▶ **Task directions**: From the entries that follow, copy every line with the word "Enrollment".

▶ **Collected data**:
§

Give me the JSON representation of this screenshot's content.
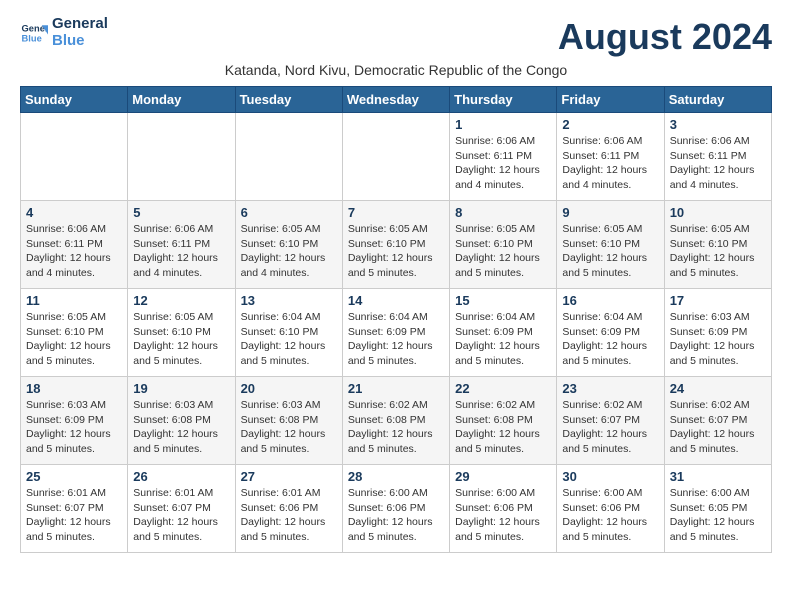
{
  "logo": {
    "line1": "General",
    "line2": "Blue"
  },
  "month_title": "August 2024",
  "subtitle": "Katanda, Nord Kivu, Democratic Republic of the Congo",
  "days_of_week": [
    "Sunday",
    "Monday",
    "Tuesday",
    "Wednesday",
    "Thursday",
    "Friday",
    "Saturday"
  ],
  "weeks": [
    [
      {
        "day": "",
        "info": ""
      },
      {
        "day": "",
        "info": ""
      },
      {
        "day": "",
        "info": ""
      },
      {
        "day": "",
        "info": ""
      },
      {
        "day": "1",
        "info": "Sunrise: 6:06 AM\nSunset: 6:11 PM\nDaylight: 12 hours and 4 minutes."
      },
      {
        "day": "2",
        "info": "Sunrise: 6:06 AM\nSunset: 6:11 PM\nDaylight: 12 hours and 4 minutes."
      },
      {
        "day": "3",
        "info": "Sunrise: 6:06 AM\nSunset: 6:11 PM\nDaylight: 12 hours and 4 minutes."
      }
    ],
    [
      {
        "day": "4",
        "info": "Sunrise: 6:06 AM\nSunset: 6:11 PM\nDaylight: 12 hours and 4 minutes."
      },
      {
        "day": "5",
        "info": "Sunrise: 6:06 AM\nSunset: 6:11 PM\nDaylight: 12 hours and 4 minutes."
      },
      {
        "day": "6",
        "info": "Sunrise: 6:05 AM\nSunset: 6:10 PM\nDaylight: 12 hours and 4 minutes."
      },
      {
        "day": "7",
        "info": "Sunrise: 6:05 AM\nSunset: 6:10 PM\nDaylight: 12 hours and 5 minutes."
      },
      {
        "day": "8",
        "info": "Sunrise: 6:05 AM\nSunset: 6:10 PM\nDaylight: 12 hours and 5 minutes."
      },
      {
        "day": "9",
        "info": "Sunrise: 6:05 AM\nSunset: 6:10 PM\nDaylight: 12 hours and 5 minutes."
      },
      {
        "day": "10",
        "info": "Sunrise: 6:05 AM\nSunset: 6:10 PM\nDaylight: 12 hours and 5 minutes."
      }
    ],
    [
      {
        "day": "11",
        "info": "Sunrise: 6:05 AM\nSunset: 6:10 PM\nDaylight: 12 hours and 5 minutes."
      },
      {
        "day": "12",
        "info": "Sunrise: 6:05 AM\nSunset: 6:10 PM\nDaylight: 12 hours and 5 minutes."
      },
      {
        "day": "13",
        "info": "Sunrise: 6:04 AM\nSunset: 6:10 PM\nDaylight: 12 hours and 5 minutes."
      },
      {
        "day": "14",
        "info": "Sunrise: 6:04 AM\nSunset: 6:09 PM\nDaylight: 12 hours and 5 minutes."
      },
      {
        "day": "15",
        "info": "Sunrise: 6:04 AM\nSunset: 6:09 PM\nDaylight: 12 hours and 5 minutes."
      },
      {
        "day": "16",
        "info": "Sunrise: 6:04 AM\nSunset: 6:09 PM\nDaylight: 12 hours and 5 minutes."
      },
      {
        "day": "17",
        "info": "Sunrise: 6:03 AM\nSunset: 6:09 PM\nDaylight: 12 hours and 5 minutes."
      }
    ],
    [
      {
        "day": "18",
        "info": "Sunrise: 6:03 AM\nSunset: 6:09 PM\nDaylight: 12 hours and 5 minutes."
      },
      {
        "day": "19",
        "info": "Sunrise: 6:03 AM\nSunset: 6:08 PM\nDaylight: 12 hours and 5 minutes."
      },
      {
        "day": "20",
        "info": "Sunrise: 6:03 AM\nSunset: 6:08 PM\nDaylight: 12 hours and 5 minutes."
      },
      {
        "day": "21",
        "info": "Sunrise: 6:02 AM\nSunset: 6:08 PM\nDaylight: 12 hours and 5 minutes."
      },
      {
        "day": "22",
        "info": "Sunrise: 6:02 AM\nSunset: 6:08 PM\nDaylight: 12 hours and 5 minutes."
      },
      {
        "day": "23",
        "info": "Sunrise: 6:02 AM\nSunset: 6:07 PM\nDaylight: 12 hours and 5 minutes."
      },
      {
        "day": "24",
        "info": "Sunrise: 6:02 AM\nSunset: 6:07 PM\nDaylight: 12 hours and 5 minutes."
      }
    ],
    [
      {
        "day": "25",
        "info": "Sunrise: 6:01 AM\nSunset: 6:07 PM\nDaylight: 12 hours and 5 minutes."
      },
      {
        "day": "26",
        "info": "Sunrise: 6:01 AM\nSunset: 6:07 PM\nDaylight: 12 hours and 5 minutes."
      },
      {
        "day": "27",
        "info": "Sunrise: 6:01 AM\nSunset: 6:06 PM\nDaylight: 12 hours and 5 minutes."
      },
      {
        "day": "28",
        "info": "Sunrise: 6:00 AM\nSunset: 6:06 PM\nDaylight: 12 hours and 5 minutes."
      },
      {
        "day": "29",
        "info": "Sunrise: 6:00 AM\nSunset: 6:06 PM\nDaylight: 12 hours and 5 minutes."
      },
      {
        "day": "30",
        "info": "Sunrise: 6:00 AM\nSunset: 6:06 PM\nDaylight: 12 hours and 5 minutes."
      },
      {
        "day": "31",
        "info": "Sunrise: 6:00 AM\nSunset: 6:05 PM\nDaylight: 12 hours and 5 minutes."
      }
    ]
  ]
}
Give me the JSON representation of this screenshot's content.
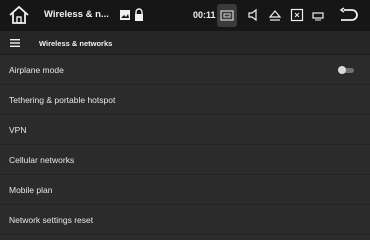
{
  "status_bar": {
    "title": "Wireless & n...",
    "time": "00:11",
    "icons": [
      "home-icon",
      "image-notification-icon",
      "lock-notification-icon",
      "screenshot-icon",
      "volume-icon",
      "eject-icon",
      "close-window-icon",
      "minimize-window-icon",
      "back-icon"
    ]
  },
  "toolbar": {
    "title": "Wireless & networks",
    "menu_icon": "hamburger-menu-icon"
  },
  "settings": {
    "items": [
      {
        "label": "Airplane mode",
        "toggle": "off"
      },
      {
        "label": "Tethering & portable hotspot"
      },
      {
        "label": "VPN"
      },
      {
        "label": "Cellular networks"
      },
      {
        "label": "Mobile plan"
      },
      {
        "label": "Network settings reset"
      }
    ]
  },
  "colors": {
    "statusbar_bg": "#161616",
    "toolbar_bg": "#262626",
    "list_bg": "#2b2b2b",
    "text": "#e8e8e8"
  }
}
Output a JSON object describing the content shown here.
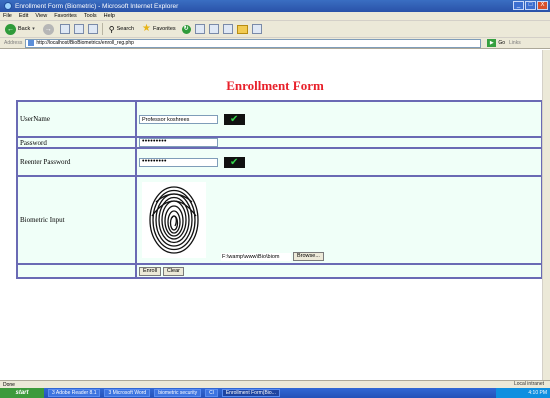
{
  "window": {
    "title": "Enrollment Form (Biometric) - Microsoft Internet Explorer",
    "controls": [
      "_",
      "□",
      "X"
    ]
  },
  "menu": [
    "File",
    "Edit",
    "View",
    "Favorites",
    "Tools",
    "Help"
  ],
  "toolbar": {
    "back_label": "Back",
    "search_label": "Search",
    "favorites_label": "Favorites"
  },
  "address": {
    "label": "Address",
    "url": "http://localhost/BioBiometrics/enroll_reg.php",
    "go_label": "Go",
    "links_label": "Links"
  },
  "form": {
    "title": "Enrollment Form",
    "rows": {
      "username_label": "UserName",
      "username_value": "Professor koshrees",
      "password_label": "Password",
      "password_value": "•••••••••",
      "reenter_label": "Reenter Password",
      "reenter_value": "•••••••••",
      "biometric_label": "Biometric Input",
      "file_path": "F:\\wamp\\www\\Bio\\biom",
      "browse_label": "Browse..."
    },
    "enroll_label": "Enroll",
    "clear_label": "Clear",
    "check_mark": "✔"
  },
  "status": {
    "left": "Done",
    "right": "Local intranet"
  },
  "taskbar": {
    "start_label": "start",
    "items": [
      "3 Adobe Reader 8.1",
      "3 Microsoft Word",
      "biometric security",
      "Cl",
      "Enrollment Form(Bio..."
    ],
    "clock": "4:10 PM"
  },
  "colors": {
    "form_title": "#e8202a",
    "table_border": "#6a6ab4",
    "cell_background": "#f0fff8",
    "check_green": "#34d64b"
  }
}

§

▶ **Output of the exercise**:
    "title": "Enrollment Form (Biometric) - Microsoft Internet Explorer",
    "title": "Enrollment Form",
      "Enrollment Form(Bio..."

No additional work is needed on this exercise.